[Material provided Boundary: Start]

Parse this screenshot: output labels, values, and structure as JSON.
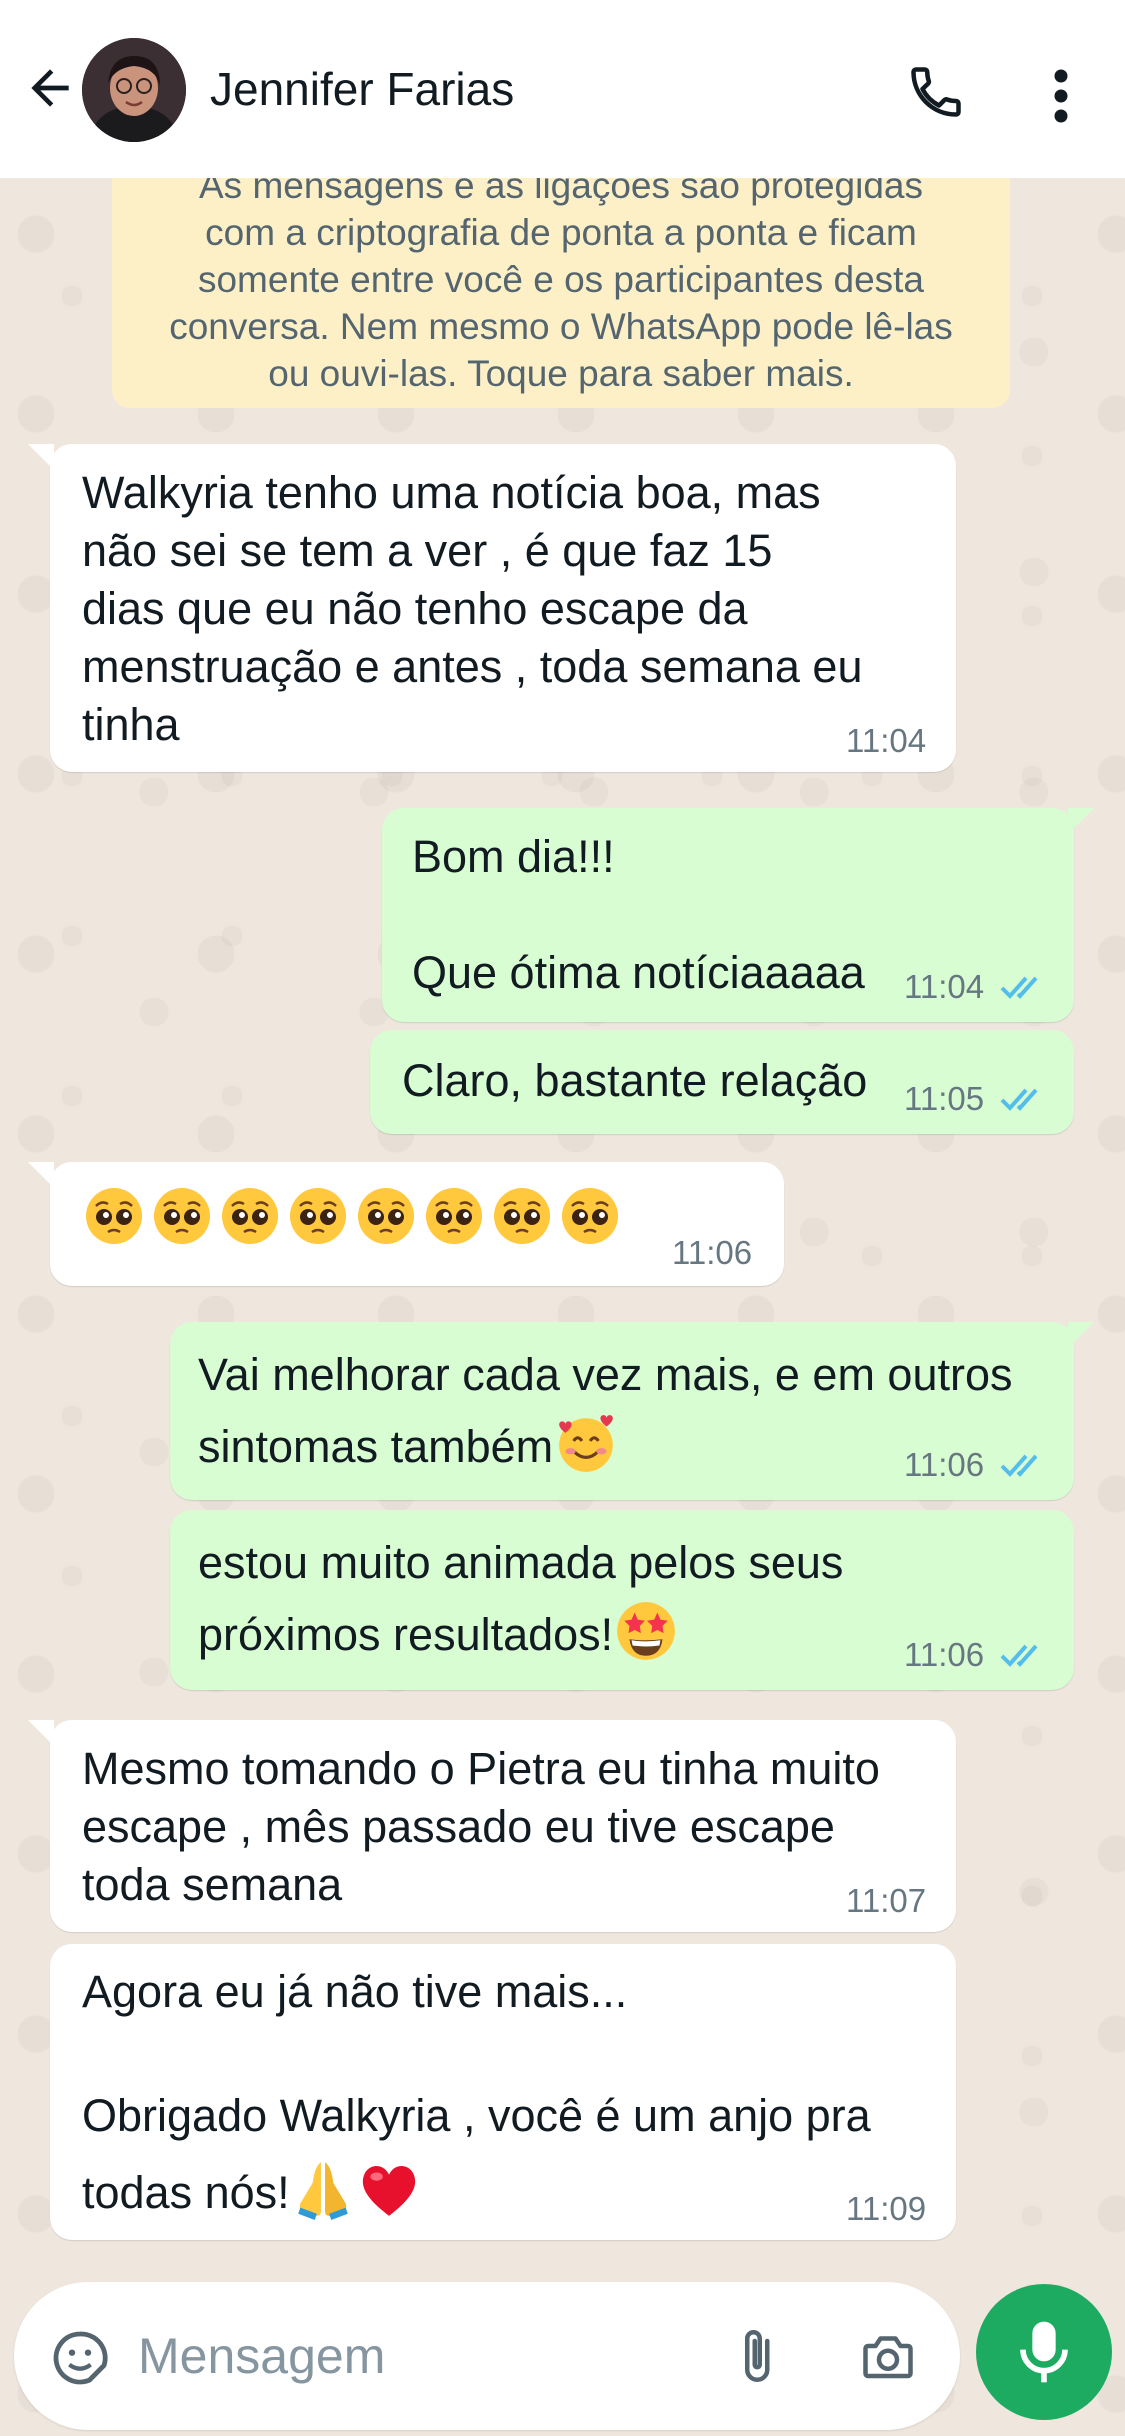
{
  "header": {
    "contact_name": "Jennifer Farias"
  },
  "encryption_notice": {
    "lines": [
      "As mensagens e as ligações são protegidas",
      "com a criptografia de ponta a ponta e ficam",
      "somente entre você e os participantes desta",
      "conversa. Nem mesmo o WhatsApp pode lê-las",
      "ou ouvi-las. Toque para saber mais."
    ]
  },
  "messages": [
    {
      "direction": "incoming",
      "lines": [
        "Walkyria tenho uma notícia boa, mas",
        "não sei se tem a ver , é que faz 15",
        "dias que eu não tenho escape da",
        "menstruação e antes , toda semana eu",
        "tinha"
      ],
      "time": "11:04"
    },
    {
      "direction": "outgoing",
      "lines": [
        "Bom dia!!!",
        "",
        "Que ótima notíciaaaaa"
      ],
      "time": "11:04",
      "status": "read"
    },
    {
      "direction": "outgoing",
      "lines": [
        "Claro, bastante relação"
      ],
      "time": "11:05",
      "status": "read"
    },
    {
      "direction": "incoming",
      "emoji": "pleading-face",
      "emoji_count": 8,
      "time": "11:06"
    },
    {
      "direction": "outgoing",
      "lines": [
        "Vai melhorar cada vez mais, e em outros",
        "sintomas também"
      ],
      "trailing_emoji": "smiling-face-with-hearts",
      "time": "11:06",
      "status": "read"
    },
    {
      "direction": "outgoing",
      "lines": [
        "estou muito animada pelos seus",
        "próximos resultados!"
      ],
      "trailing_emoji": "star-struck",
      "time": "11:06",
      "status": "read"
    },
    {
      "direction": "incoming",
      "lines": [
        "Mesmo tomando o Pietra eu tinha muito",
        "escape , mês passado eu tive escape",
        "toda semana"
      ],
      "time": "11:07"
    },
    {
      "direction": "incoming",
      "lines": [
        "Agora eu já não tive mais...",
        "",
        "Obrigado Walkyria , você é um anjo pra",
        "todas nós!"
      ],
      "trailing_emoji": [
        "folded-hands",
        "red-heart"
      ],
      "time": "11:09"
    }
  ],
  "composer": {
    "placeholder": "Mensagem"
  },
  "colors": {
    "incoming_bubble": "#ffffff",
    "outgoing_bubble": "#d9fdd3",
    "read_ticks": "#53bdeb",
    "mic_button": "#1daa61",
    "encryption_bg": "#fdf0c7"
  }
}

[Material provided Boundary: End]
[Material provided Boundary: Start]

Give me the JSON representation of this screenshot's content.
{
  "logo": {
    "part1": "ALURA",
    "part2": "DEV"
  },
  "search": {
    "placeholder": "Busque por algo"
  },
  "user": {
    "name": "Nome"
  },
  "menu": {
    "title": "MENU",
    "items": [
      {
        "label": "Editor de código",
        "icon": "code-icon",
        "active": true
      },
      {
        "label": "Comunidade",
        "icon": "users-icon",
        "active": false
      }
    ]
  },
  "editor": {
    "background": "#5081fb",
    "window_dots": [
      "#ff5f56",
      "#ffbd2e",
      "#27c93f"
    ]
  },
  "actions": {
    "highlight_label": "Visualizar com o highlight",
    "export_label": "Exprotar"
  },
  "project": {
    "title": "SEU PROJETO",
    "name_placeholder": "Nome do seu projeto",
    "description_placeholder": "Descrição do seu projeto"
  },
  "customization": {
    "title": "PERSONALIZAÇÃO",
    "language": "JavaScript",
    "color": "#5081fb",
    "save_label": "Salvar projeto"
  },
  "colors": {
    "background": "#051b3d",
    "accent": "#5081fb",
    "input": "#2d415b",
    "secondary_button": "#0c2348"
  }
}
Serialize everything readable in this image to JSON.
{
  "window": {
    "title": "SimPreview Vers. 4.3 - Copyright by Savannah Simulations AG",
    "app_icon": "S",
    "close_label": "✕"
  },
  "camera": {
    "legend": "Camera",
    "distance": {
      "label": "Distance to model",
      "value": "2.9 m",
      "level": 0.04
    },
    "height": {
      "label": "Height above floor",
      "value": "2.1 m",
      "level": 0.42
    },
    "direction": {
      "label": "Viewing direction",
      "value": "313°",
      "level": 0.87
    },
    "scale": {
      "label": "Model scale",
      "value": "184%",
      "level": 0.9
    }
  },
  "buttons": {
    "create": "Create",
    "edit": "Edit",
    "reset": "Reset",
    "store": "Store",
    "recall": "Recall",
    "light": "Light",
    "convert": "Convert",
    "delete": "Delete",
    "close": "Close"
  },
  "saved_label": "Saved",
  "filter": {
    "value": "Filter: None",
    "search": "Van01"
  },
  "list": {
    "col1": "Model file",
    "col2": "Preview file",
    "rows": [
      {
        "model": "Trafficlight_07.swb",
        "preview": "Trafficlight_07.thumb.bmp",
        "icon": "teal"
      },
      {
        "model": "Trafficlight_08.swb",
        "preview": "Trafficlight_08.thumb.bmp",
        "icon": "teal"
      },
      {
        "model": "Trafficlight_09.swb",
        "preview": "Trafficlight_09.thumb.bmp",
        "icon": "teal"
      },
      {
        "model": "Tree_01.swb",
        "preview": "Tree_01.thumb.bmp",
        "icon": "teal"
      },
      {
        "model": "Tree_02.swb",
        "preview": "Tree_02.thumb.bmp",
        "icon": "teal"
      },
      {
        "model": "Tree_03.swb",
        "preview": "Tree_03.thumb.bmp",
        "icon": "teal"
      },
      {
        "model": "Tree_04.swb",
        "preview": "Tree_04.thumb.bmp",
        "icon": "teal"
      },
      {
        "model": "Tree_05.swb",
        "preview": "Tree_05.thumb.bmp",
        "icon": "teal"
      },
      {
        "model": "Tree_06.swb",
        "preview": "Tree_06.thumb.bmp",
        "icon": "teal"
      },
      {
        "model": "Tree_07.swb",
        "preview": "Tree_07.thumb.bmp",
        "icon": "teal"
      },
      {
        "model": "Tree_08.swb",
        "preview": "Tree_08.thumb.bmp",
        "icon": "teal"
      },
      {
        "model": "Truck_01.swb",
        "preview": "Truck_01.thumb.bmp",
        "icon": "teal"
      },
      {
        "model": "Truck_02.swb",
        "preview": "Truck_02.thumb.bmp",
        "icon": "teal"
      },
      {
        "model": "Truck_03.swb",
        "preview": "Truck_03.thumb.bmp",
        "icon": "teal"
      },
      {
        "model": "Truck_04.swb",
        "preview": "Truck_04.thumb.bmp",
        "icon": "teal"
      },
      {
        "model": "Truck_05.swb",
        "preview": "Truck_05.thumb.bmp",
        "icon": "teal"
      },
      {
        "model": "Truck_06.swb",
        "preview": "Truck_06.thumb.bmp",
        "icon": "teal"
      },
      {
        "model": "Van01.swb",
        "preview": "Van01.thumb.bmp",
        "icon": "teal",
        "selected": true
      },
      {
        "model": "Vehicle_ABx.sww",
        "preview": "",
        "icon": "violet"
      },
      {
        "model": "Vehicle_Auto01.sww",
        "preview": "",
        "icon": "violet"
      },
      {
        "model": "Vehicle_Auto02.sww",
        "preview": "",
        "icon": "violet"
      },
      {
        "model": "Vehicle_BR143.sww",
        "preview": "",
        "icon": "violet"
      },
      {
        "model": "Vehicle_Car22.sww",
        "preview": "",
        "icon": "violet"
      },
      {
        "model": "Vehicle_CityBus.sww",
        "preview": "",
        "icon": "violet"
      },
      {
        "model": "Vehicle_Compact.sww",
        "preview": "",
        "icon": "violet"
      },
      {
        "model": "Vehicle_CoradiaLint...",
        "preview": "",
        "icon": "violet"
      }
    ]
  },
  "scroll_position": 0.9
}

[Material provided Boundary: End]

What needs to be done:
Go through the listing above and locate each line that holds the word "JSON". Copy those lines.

Expected answer:
Parse this screenshot: output labels, values, and structure as JSON.
Give me the JSON representation of this screenshot's content.
Serialize everything readable in this image to JSON.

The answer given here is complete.